ASSIGNMENT: Only an exact repetition of the entries counts as an answer.

GIVEN RECORDS:
⁂

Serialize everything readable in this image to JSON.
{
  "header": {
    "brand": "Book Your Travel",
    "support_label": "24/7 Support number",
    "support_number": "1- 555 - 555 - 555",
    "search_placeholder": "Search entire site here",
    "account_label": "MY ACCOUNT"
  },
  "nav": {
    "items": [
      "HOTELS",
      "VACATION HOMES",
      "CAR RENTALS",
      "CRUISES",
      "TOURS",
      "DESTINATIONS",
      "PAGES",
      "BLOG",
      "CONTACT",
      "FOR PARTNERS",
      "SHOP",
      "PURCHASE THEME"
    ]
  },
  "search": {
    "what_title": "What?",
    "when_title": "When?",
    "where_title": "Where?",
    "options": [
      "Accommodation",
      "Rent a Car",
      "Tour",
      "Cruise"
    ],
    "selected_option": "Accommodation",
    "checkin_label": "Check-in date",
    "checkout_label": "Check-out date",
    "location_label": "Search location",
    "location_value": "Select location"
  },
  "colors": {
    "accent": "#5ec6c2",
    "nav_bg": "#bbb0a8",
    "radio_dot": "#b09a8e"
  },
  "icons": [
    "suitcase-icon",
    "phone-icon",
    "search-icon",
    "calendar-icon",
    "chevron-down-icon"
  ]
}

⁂

YOUR RESPONSE:
Serialize everything readable in this image to JSON.
{
  "header": {
    "brand": "Book Your Travel",
    "support_label": "24/7 Support number",
    "support_number": "1- 555 - 555 - 555",
    "search_placeholder": "Search entire site here",
    "account_label": "MY ACCOUNT"
  },
  "nav": {
    "items": [
      "HOTELS",
      "VACATION HOMES",
      "CAR RENTALS",
      "CRUISES",
      "TOURS",
      "DESTINATIONS",
      "PAGES",
      "BLOG",
      "CONTACT",
      "FOR PARTNERS",
      "SHOP",
      "PURCHASE THEME"
    ]
  },
  "search": {
    "what_title": "What?",
    "when_title": "When?",
    "where_title": "Where?",
    "options": [
      "Accommodation",
      "Rent a Car",
      "Tour",
      "Cruise"
    ],
    "selected_option": "Accommodation",
    "checkin_label": "Check-in date",
    "checkout_label": "Check-out date",
    "location_label": "Search location",
    "location_value": "Select location"
  },
  "colors": {
    "accent": "#5ec6c2",
    "nav_bg": "#bbb0a8",
    "radio_dot": "#b09a8e"
  },
  "icons": [
    "suitcase-icon",
    "phone-icon",
    "search-icon",
    "calendar-icon",
    "chevron-down-icon"
  ]
}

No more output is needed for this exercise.